A primitive equation model [Geophysical Fluid Dynamics Laboratory's (GFDL's) MOM 2] with one degree horizontal resolution is used to simulate the seasonal cycle of frontogenesis in the subarctic frontal zone (SAFZ) and the subtropical frontal zone (STFZ) of the North Pacific Ocean. The SAFZ in the model contains deep (greater than 500 m in some places) regions with seasonally varying high gradients in temperature and salinity. The gradients generally weaken toward the east. The STFZ consists of a relatively shallow (less than 200 m in most places) region of high gradient in temperature that disappears in the summer/fall. The high gradient in salinity in the STFZ maintains its strength year round and extends across almost the entire basin. The model simulates the location and intensity of the frontal zones in good agreement with climatological observations: generally to within two degrees of latitude and usually at the same or slightly stronger intensity. The seasonal cycle of the frontal zones also marches observations well, although the subarctic front is stronger than observed in winter and spring.
The model balances are examined to identify the dominant frontogenetic processes. The seasonal cycle of temperature frontogenesis in the surface level of the model is governed by both the convergence of the wind-driven Ekman transport and differential heating/cooling. In the STFZ, the surface Ekman convergence is frontogenetic throughout the year as opposed to surface heating, which is frontogenetic during winter and strongly frontolytic during late spring and summer. The subarctic front at 40 degrees N in the central Pacific (not the maximum wintertime gradient in the model, but its location in summer and the location where variability is in best agreement with the observations) undergoes frontogenesis during spring and summer due to surface Ekman convergence and differential horizontal shear. The frontolysis during winter is due to the joint influence of differential heat flux and vertical convection in opposition to frontogenetic Ekman convergence. The seasonal cycle of salinity frontogenesis in the surface level is governed by Ekman convergence, differential surface freshwater flux, and differential vertical convection (mixing). For salinity, the differential convection is primarily forced by Ekman convergence and differential cooling, thereby linking the salinity and temperature frontogenesis/frontolysis. Below the surface level, the seasonal frontogenesis/frontolysis is only significant in the western and central SAFZ where ii is due primarily to differential mixing (mostly in winter and early spring) with contributions from convergence and shearing advection during fall and winter. The shearing advection in the model western SAFZ is likely a result of the Kuroshio overshooting its observed separation latitude. The model's vertical mixing through convective adjustment is found to be very important in controlling much of the frontogenesis/frontolysis. Thus, the seasonal cycle of the surface frontal variability depends strongly on the subsurface structure.

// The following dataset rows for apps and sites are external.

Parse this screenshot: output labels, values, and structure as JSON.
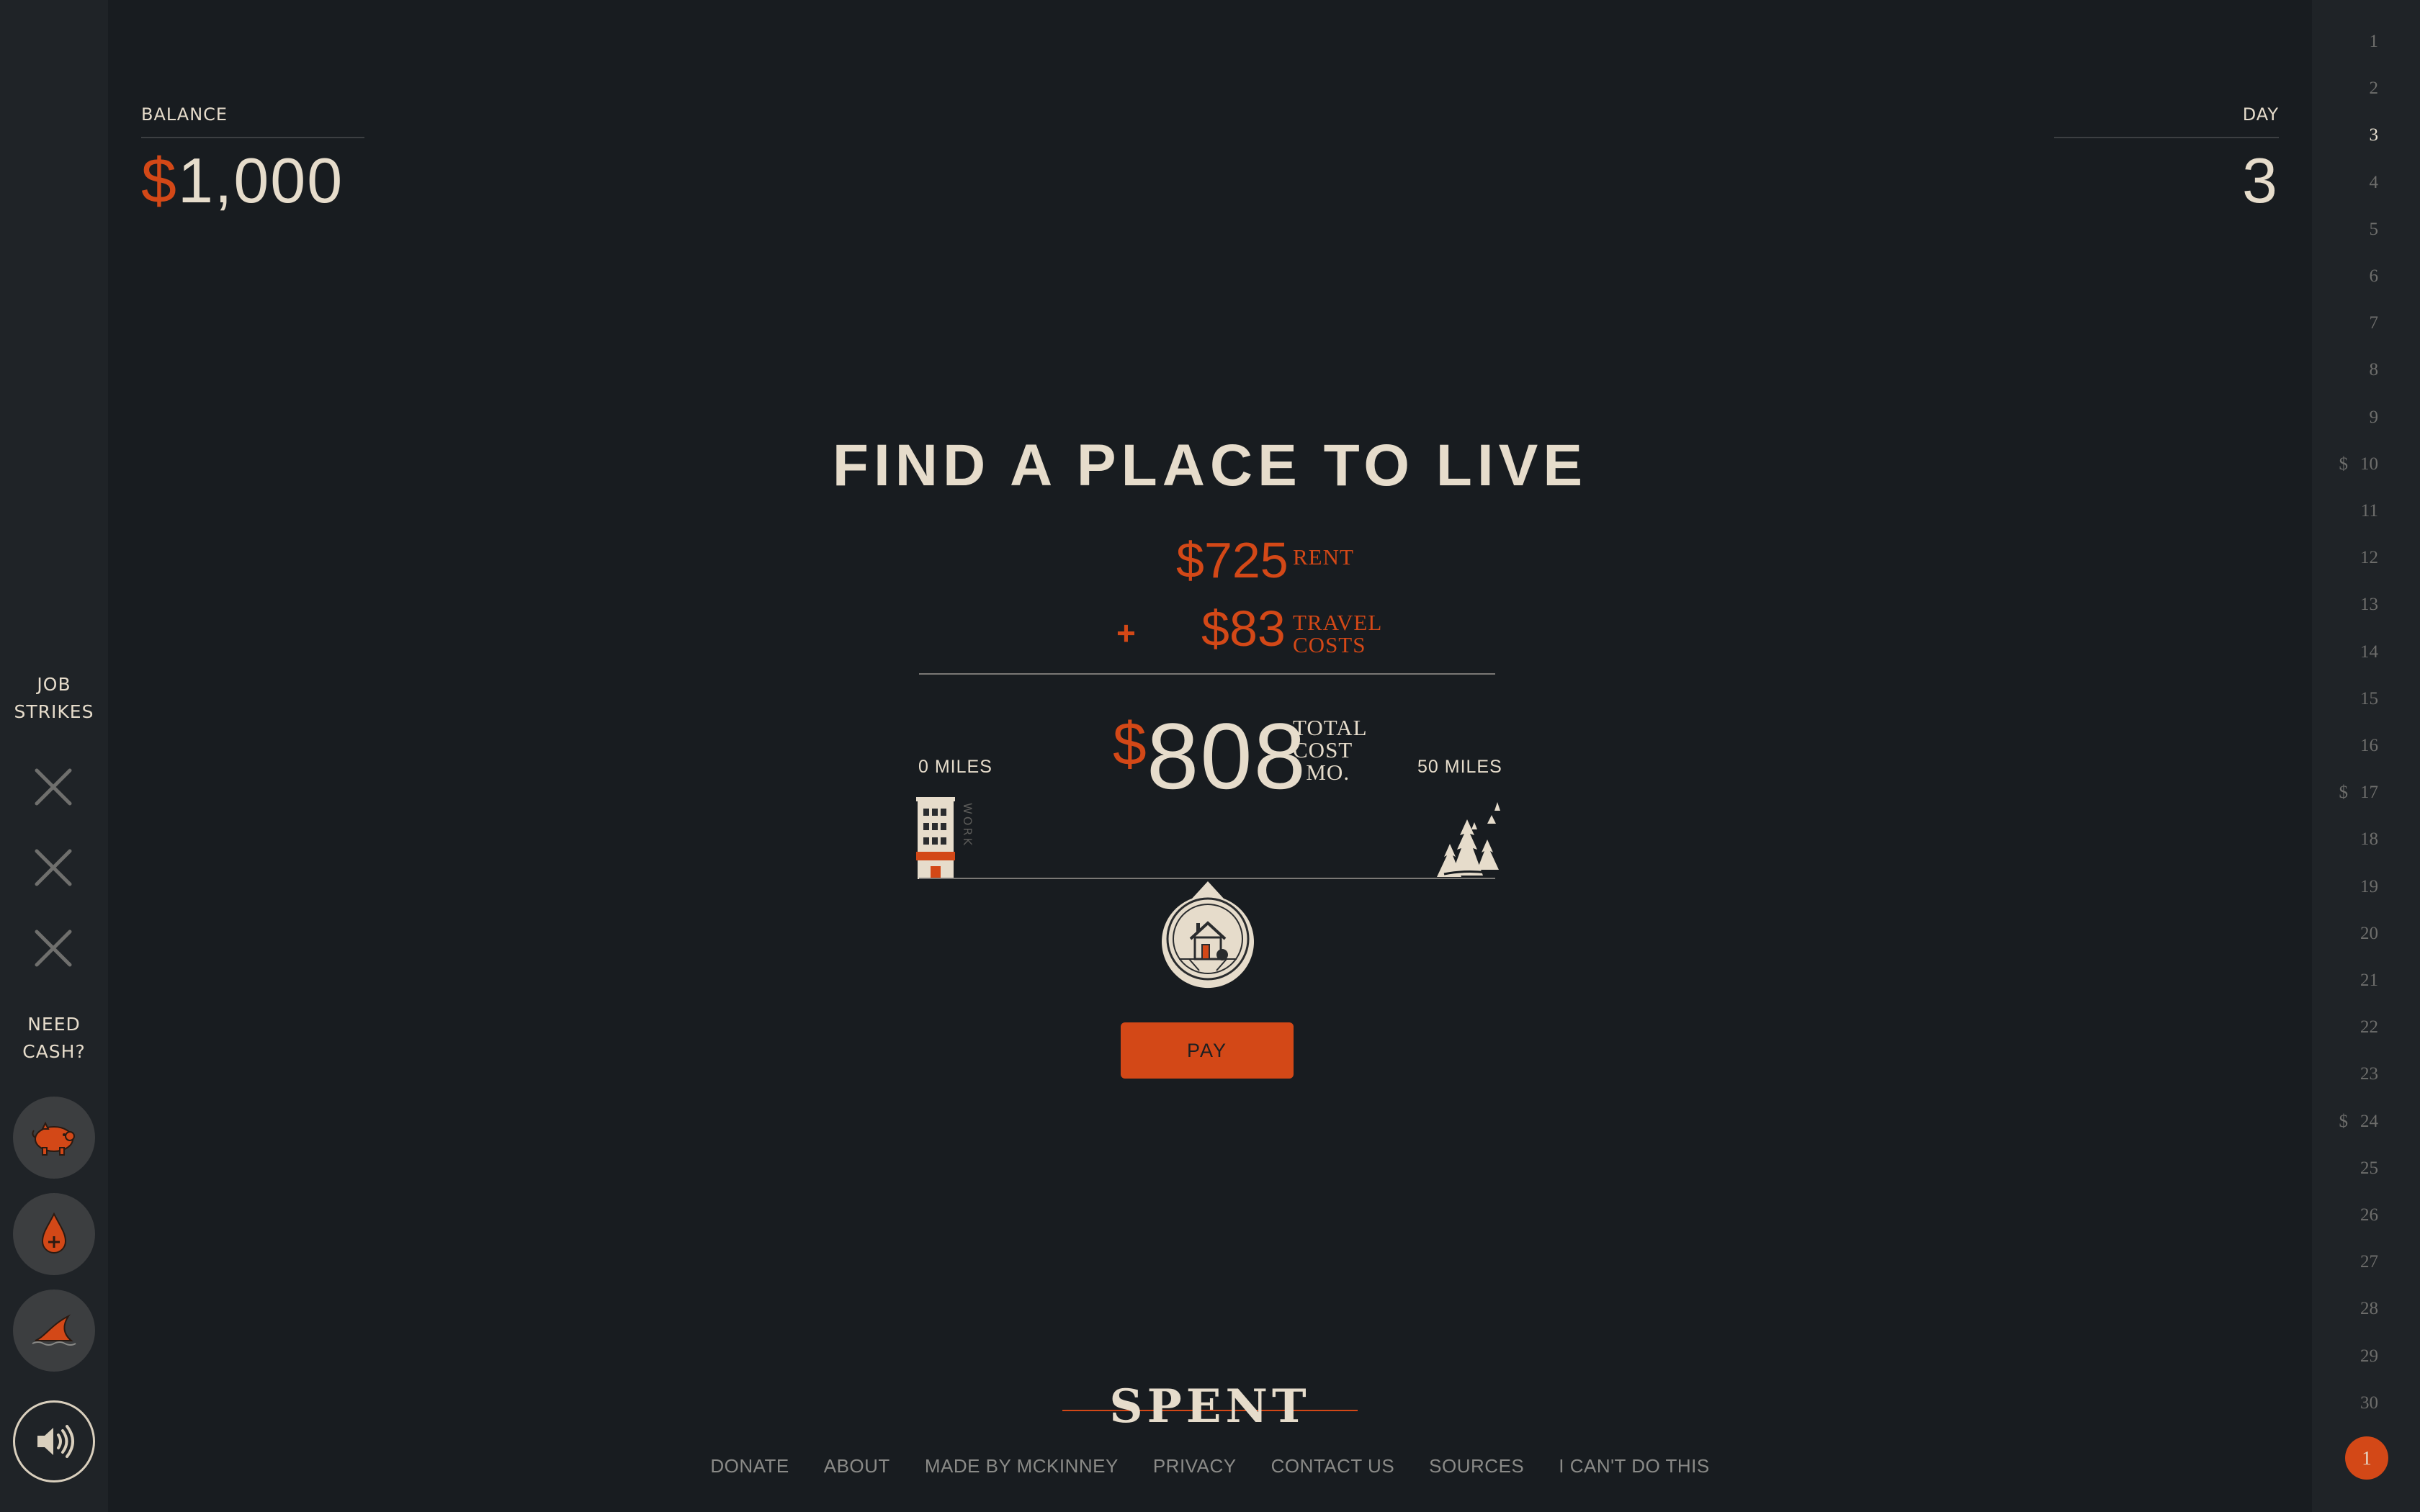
{
  "balance": {
    "label": "BALANCE",
    "currency": "$",
    "amount": "1,000"
  },
  "day": {
    "label": "DAY",
    "value": "3"
  },
  "sidebar": {
    "job_strikes_label_1": "JOB",
    "job_strikes_label_2": "STRIKES",
    "need_cash_label_1": "NEED",
    "need_cash_label_2": "CASH?",
    "strike_icons": [
      "close-icon",
      "close-icon",
      "close-icon"
    ],
    "cash_buttons": [
      "piggy-bank-icon",
      "blood-drop-icon",
      "shark-fin-icon"
    ],
    "sound_icon": "speaker-icon"
  },
  "main": {
    "title": "FIND A PLACE TO LIVE",
    "rent": {
      "currency": "$",
      "amount": "725",
      "label": "RENT"
    },
    "travel": {
      "plus": "+",
      "currency": "$",
      "amount": "83",
      "label_1": "TRAVEL",
      "label_2": "COSTS"
    },
    "total": {
      "currency": "$",
      "amount": "808",
      "label_1": "TOTAL",
      "label_2": "COST",
      "label_3": "/ MO."
    },
    "distance": {
      "min_label": "0 MILES",
      "max_label": "50 MILES",
      "work_label": "WORK"
    },
    "pay_label": "PAY"
  },
  "day_rail": {
    "days": [
      "1",
      "2",
      "3",
      "4",
      "5",
      "6",
      "7",
      "8",
      "9",
      "10",
      "11",
      "12",
      "13",
      "14",
      "15",
      "16",
      "17",
      "18",
      "19",
      "20",
      "21",
      "22",
      "23",
      "24",
      "25",
      "26",
      "27",
      "28",
      "29",
      "30"
    ],
    "payday_days": [
      "10",
      "17",
      "24"
    ],
    "payday_symbol": "$",
    "current_day": "3",
    "month_badge": "1"
  },
  "footer": {
    "logo": "SPENT",
    "links": [
      "DONATE",
      "ABOUT",
      "MADE BY MCKINNEY",
      "PRIVACY",
      "CONTACT US",
      "SOURCES",
      "I CAN'T DO THIS"
    ]
  },
  "colors": {
    "accent": "#d34817",
    "background": "#181c20",
    "text": "#e6dccb"
  }
}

Original Publication Citation
Dinniman, M.S., & Rienecker, M.M. (1999). Frontogenesis in the North Pacific oceanic frontal zones--A numerical simulation. Journal of Physical Oceanography, 29(4), 537-559. doi: 10.1175/1520-0485(1999)0292.0.co;2

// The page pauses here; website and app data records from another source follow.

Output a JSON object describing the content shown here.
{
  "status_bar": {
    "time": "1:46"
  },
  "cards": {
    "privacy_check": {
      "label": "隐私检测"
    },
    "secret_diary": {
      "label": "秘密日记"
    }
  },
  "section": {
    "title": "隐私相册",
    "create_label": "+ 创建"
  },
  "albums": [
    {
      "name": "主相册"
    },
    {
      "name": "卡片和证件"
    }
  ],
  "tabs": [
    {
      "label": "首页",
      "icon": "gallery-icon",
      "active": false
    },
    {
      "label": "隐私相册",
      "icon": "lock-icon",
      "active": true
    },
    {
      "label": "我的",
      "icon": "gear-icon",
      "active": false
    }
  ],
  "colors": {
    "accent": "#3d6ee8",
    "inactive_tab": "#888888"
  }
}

Dinniman, Michael S. and Rienecker, Michele M., "Frontogenesis in the North Pacific Oceanic Frontal Zones--A Numerical Simulation" (1999). CCPO Publications. 80.